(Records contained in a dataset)
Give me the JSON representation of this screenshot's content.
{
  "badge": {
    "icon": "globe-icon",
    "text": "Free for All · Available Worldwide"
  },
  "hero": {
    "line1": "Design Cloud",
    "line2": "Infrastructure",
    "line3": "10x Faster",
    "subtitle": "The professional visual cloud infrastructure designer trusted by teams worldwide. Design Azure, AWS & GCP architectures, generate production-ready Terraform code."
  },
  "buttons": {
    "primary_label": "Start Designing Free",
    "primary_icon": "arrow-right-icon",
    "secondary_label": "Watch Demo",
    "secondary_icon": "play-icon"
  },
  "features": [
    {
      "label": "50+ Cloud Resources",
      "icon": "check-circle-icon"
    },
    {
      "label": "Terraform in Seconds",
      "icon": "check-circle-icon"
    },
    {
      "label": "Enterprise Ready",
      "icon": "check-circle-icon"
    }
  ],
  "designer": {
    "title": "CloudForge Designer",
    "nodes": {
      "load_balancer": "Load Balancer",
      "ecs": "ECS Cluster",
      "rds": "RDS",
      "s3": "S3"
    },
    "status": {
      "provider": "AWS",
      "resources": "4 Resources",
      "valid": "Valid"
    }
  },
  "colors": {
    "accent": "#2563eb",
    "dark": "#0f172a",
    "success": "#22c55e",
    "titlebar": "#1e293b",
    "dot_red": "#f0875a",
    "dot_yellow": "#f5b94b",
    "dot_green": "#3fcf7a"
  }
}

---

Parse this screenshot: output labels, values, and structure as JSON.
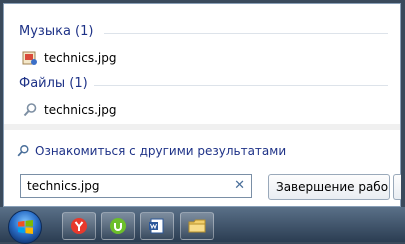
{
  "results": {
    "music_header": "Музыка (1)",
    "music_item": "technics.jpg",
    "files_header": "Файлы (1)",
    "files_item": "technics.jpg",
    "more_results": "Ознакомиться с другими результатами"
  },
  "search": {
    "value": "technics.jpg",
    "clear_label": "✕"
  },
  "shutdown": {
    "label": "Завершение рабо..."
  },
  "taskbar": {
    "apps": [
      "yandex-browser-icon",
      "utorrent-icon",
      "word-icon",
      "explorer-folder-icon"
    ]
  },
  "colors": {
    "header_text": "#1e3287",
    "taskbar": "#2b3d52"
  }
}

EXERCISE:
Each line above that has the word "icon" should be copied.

TASK RESPONSE:
    "icon": "globe-icon",
    "primary_icon": "arrow-right-icon",
    "secondary_icon": "play-icon"
      "icon": "check-circle-icon"
      "icon": "check-circle-icon"
      "icon": "check-circle-icon"
      "yandex-browser-icon",
      "utorrent-icon",
      "word-icon",
      "explorer-folder-icon"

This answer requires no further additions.